Our model on how inflammatory responses to blood-stage Plasmodium parasites inhibit the differentiation of a population named T follicular helper cells that are pivotal in the induction of antibody responses to infection.
When a person is exposed to a pathogen, the immune system attempts to mount a defence against it. When the defence is successful, immunity results. In the process of developing immunity, the body produces substances known as antibodies against a specific germ and creates a “memory” of this experience that can be called upon for protection, when needed many months or years later. The next time the person encounters that pathogen, the antibodies that circulate in the bloodstream prevent it from causing disease and eliminate the germ from the body.
Unlike other infections in which one single encounter with the pathogen is enough to induce long-lasting protection, immunity to malaria might take decades to develop in endemic areas.
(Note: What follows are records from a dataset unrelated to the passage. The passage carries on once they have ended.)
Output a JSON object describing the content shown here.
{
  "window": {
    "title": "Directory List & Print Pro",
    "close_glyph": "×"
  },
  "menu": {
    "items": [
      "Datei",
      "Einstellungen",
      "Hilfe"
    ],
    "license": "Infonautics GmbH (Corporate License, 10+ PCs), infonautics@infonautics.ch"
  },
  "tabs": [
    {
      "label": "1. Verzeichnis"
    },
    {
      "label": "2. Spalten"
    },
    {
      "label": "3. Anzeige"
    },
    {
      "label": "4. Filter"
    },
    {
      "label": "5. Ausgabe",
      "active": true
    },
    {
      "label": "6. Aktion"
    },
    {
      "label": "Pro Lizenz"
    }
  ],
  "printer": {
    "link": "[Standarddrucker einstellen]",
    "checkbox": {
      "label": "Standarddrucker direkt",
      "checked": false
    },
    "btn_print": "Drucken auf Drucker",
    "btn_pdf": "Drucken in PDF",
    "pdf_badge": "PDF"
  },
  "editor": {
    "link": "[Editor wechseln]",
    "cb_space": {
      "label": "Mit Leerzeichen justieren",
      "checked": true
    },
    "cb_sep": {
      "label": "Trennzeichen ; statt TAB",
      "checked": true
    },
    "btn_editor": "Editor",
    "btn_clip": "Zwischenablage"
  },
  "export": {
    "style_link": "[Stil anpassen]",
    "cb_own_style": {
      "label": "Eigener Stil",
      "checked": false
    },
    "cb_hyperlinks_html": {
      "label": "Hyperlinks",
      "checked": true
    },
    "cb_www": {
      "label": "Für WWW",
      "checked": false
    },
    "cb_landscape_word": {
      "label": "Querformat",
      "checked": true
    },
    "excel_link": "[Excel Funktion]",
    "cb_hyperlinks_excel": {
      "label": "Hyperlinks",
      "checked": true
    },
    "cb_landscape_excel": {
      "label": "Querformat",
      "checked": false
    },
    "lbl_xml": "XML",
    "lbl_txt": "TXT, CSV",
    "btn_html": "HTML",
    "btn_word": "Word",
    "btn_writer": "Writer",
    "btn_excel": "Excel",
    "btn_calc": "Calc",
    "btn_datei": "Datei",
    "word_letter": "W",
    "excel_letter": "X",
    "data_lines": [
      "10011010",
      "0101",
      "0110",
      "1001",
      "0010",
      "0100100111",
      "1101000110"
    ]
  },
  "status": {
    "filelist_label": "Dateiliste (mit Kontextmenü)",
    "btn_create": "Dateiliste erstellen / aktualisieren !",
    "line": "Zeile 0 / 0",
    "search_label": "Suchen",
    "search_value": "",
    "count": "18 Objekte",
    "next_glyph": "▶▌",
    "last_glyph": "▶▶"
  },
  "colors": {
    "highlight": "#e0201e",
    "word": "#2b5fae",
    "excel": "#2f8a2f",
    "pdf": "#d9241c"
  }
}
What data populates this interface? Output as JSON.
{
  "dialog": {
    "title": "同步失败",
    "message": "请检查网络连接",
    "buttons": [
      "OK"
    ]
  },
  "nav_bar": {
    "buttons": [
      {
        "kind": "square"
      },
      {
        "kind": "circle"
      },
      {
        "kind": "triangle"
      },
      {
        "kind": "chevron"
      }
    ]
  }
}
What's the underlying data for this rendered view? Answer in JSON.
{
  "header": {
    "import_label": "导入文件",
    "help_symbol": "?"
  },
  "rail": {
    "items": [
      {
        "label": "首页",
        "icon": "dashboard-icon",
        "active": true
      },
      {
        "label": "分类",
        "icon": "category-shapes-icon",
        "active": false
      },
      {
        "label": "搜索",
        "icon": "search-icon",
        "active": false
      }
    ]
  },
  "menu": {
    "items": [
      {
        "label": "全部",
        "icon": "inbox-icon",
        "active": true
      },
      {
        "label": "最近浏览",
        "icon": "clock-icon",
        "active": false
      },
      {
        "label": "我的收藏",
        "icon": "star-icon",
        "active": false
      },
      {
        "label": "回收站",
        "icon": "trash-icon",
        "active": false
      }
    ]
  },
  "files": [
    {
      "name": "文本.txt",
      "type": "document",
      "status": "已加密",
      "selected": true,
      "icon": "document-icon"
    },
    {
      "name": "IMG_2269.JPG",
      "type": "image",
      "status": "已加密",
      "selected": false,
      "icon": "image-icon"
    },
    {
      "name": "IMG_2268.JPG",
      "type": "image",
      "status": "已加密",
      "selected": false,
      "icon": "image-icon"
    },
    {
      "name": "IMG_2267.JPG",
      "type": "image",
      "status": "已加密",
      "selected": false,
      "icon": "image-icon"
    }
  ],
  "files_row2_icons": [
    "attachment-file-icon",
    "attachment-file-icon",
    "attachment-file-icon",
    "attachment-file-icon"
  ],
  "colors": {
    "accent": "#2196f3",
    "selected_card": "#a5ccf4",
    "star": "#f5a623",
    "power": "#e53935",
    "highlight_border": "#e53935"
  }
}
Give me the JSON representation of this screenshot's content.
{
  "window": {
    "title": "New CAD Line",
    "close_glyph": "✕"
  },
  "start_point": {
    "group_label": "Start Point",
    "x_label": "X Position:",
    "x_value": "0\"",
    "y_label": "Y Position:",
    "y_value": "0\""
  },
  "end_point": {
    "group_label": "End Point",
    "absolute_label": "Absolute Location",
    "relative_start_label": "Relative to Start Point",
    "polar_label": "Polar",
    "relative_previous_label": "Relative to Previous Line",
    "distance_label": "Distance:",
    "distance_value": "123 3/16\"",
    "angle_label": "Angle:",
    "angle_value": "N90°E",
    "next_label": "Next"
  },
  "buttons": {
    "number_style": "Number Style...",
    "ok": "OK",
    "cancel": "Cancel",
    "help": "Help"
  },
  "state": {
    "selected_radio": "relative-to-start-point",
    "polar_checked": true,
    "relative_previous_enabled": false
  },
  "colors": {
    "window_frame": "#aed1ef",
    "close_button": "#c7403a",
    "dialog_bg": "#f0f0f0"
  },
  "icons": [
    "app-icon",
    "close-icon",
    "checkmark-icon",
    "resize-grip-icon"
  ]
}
The Hansen Lab investigates mechanisms by which Plasmodium infections prevent the acquisition of immunity. This work is undertaken in order to design therapeutic approaches to improve the induction immune responses to the Plasmodium parasite, including effective anti-malaria vaccines.
Clinical immunity to malaria is largely dependent on effective antibody responses. In collaboration with partners in malaria-endemic countries, our group investigates how the induction of antibody-mediated immunity is dysregulated during symptomatic malaria and how constant exposure to Plasmodium parasites over time modulates the development of these responses.